The result of this news that would be normally fall into the “mild to moderate disappointment” category (at least as of last night’s status update) sent me into a half-hour or so of catatonic pouty fit that I’m sure was pretty tough for Frank because he really wanted to console me, but I just wasn’t in a state to be consoled. It sounds dumb without context, but as I mentioned before, I was already emotionally sucked dry when I came and just didn’t have the capacity for anything else less than positive. The half-hour of catatonic state did serve its purpose, though, as I did eventually pull myself together and find the energy to go to the gym, make dinner, fold the laundry, clean the litter boxes, and get ready for bed like I was supposed to.
The thing about it is that yesterday wasn’t really even a “bad day” by most terms. It was just a normal workday with moderately crappy weather, a few normal-type stressful moments, and a little bit of bad news at the end. However, as you might have gathered from my recent flurry of Internet honesty, I’m in a bad place right now. The difference is that this may be the first time that I’m fully aware that the bad place I’m in can’t be blamed on bad circumstances, but rather pretty mundane circumstances and a lack of excitement and/or drama to distract myself from the emptiness inside me.
Knowing that, the reason yesterday felt so bad for me is that since I’ve admitted it all of this for the world to see, I’m ready give up on unhealthy methods of giving into my emotional hole. A big lesson that I’ve learned in the past is that one of the best treatments for depression is to stop behaving like a depressed person. However, the gap between how simple that sounds and hard it actually is to actually do is almost funny its expanse. So the first few days of turning one’s behavior around from unhealthy coping mechanisms feels terrible, even if the circumstances in which the changes take place merely lacking in encouragement, rather than actually bad.
My last couple of posts have talked about my need for a new anchor to pull myself out of the hole, as well as whether the hole is something to be cured or a condition that to managed. Last night I came to the conclusion that it is like an autoimmune disease of my mind. Instead of my immune cells attacking my thyroid or the myelin on my neurons, the negative part of my mind is attacking the positive part and making it hard to function. And like an autoimmune condition, there probably isn’t a cure, per se, and I’ve definitely learned that the drugs that doctors would prescribe for it very well might do more harm than good. However, with the right combination of treatments, I can put the hole into remission.
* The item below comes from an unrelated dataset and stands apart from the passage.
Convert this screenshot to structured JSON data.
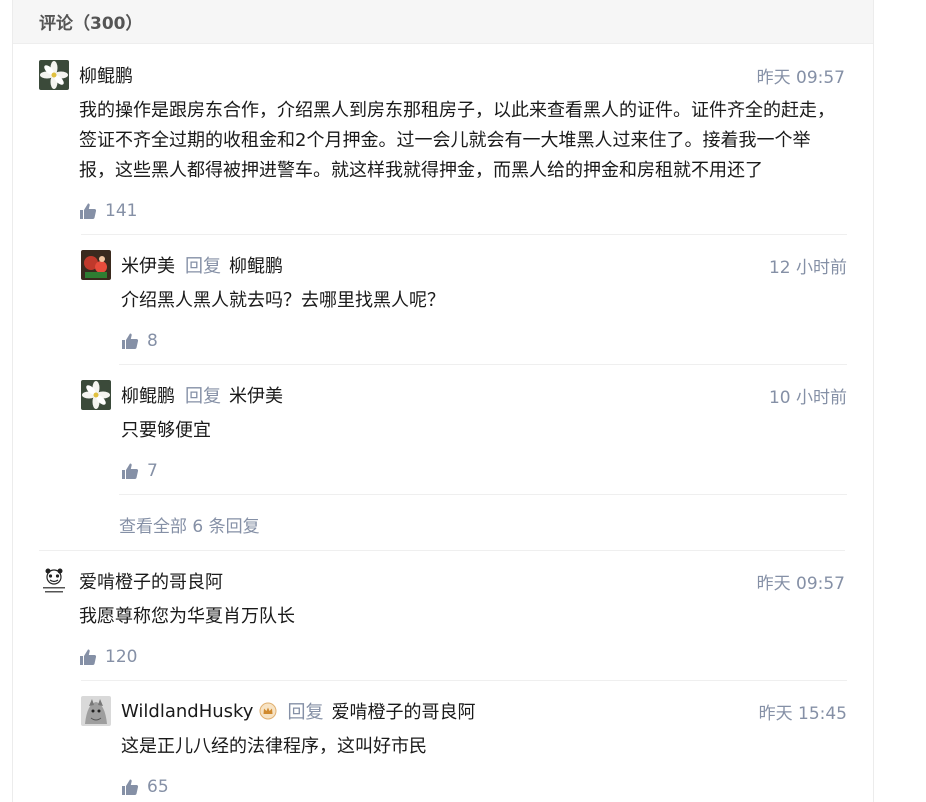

I’ve done it before without realizing that was what I was doing. Now that I know what I’m fighting, I don’t need to anchor myself to a bike race as my goal. My goal is to beat the hole. Training and racing will definitely be a part of my treatment, which I also know can be very helpful but also hurtful if used incorrectly. The key is awareness as to which category they fall into on a given day. I also still need to find new handholds, which is why it’s going to be so tough for a while. Internet accountability, a good boyfriend, and my own inconsistent willpower are what I have right now, but I’ll keep scanning my surroundings for more.
Half-hour catatonic pouty fits aside, I now have 1.5 days clean. I also have some progress on my complete collection of Taylor Swift 1989 cycling-related parodies, as “Clean” is now is a much more fleshed-out commentary on the function of gravel slurry in my life. That’s a bit ironic because “Shake It Off” is totally about muddy cross races (Racers gonna race, mechanics gonna hate, disc brakes are gonna brake, canti’s gonna cake, and my ex-man’s new girlfriend is like, “Oh my god, you mean I have to power wash?”). Cross mud is just more fun than gravel slurry in your teeth, I guess.
Thankfully, such distractions will help me get through the weeks ahead. Most of all, now I think I will succeed because I have to. After all, I said on the Internet that I would.